“Where there’s a suggestion that this hasn’t happened, the ICO has the power to investigate and can take enforcement action if necessary.”

Meanwhile, the leadership race took a dramatic turn on Tuesday evening when Mr Smith appeared to describe Mr Corbyn as a “lunatic” at an event in Hammersmith.

He told party members: “What you won’t get from me is some lunatic at the top of the Labour Party.”

Allies of Mr Corbyn called for Mr Smith to retract his remarks and apologise to people suffering from mental illness.

But Mr Smith sought to clarify his comments, telling the BBC Radio 4 Today programme: “I was saying that I wasn’t a lunatic.

“Having been accused earlier in the evening of running around like a lunatic, I was saying I wasn’t a lunatic, but if anybody’s offended by the use of that word then I do apologise and I’ve done that already this morning and I’ll do it again.

“But I wasn’t talking about Jeremy. I was talking about me.”

The dispute over language emerged as both leadership contenders made major policy announcements.

Mr Smith has promised to attempt to block the triggering of formal negotiations to leave the European Union until Prime Minister Theresa May promises a second referendum or general election on the terms of the final Brexit deal.

Meanwhile, Mr Corbyn set out his NHS policies with commitments including ending private finance initiative (PFI) contracts and guaranteeing bursaries for nurses.

In his speech outlining plans to “renationalise” the NHS, Mr Corbyn insisted free healthcare is a right not a luxury.

He said the service needed to be fully publicly funded in order to prevent life expectancy being determined by factors such as social class, race, and occupation.

Mr Corbyn said: “We want to ensure that money goes to patients, not private contractors. The NHS will be given resources to provide the world-leading service that we all deserve.

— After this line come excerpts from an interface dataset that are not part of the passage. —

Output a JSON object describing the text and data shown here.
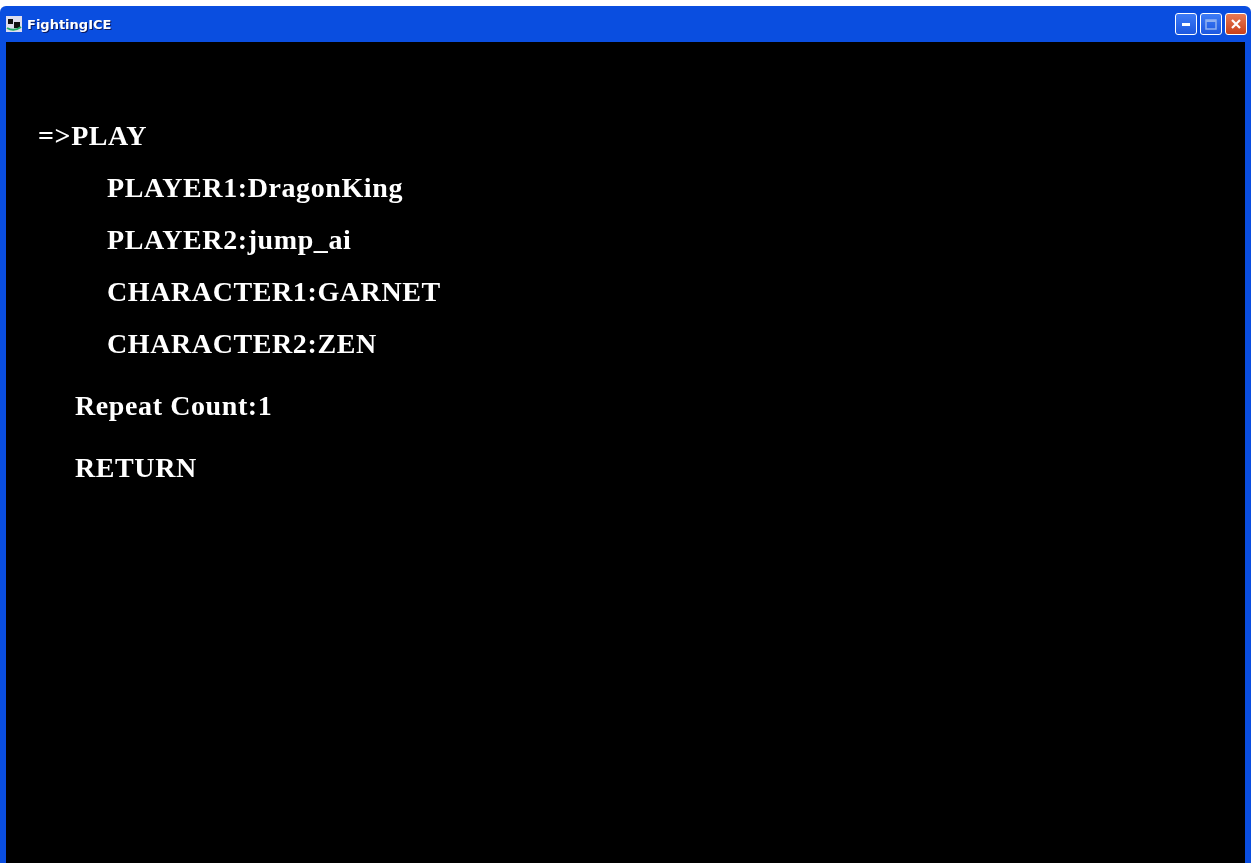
{
  "window": {
    "title": "FightingICE"
  },
  "cursor": "=>",
  "menu": [
    {
      "label": "PLAY",
      "selected": true,
      "children": [
        {
          "label": "PLAYER1:DragonKing",
          "selected": false
        },
        {
          "label": "PLAYER2:jump_ai",
          "selected": false
        },
        {
          "label": "CHARACTER1:GARNET",
          "selected": false
        },
        {
          "label": "CHARACTER2:ZEN",
          "selected": false
        }
      ]
    },
    {
      "label": "Repeat Count:1",
      "selected": false
    },
    {
      "label": "RETURN",
      "selected": false
    }
  ]
}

“You can take a journey on the Jubilee Line in London and for every stop going eastwards you can take at least a year off your life expectancy. That is how dramatic the health inequalities are.

“Illness is neither an indulgence for which people have to pay, nor an offence for which they must be penalised, but a misfortune, the cost of which should be shared by the entire community.”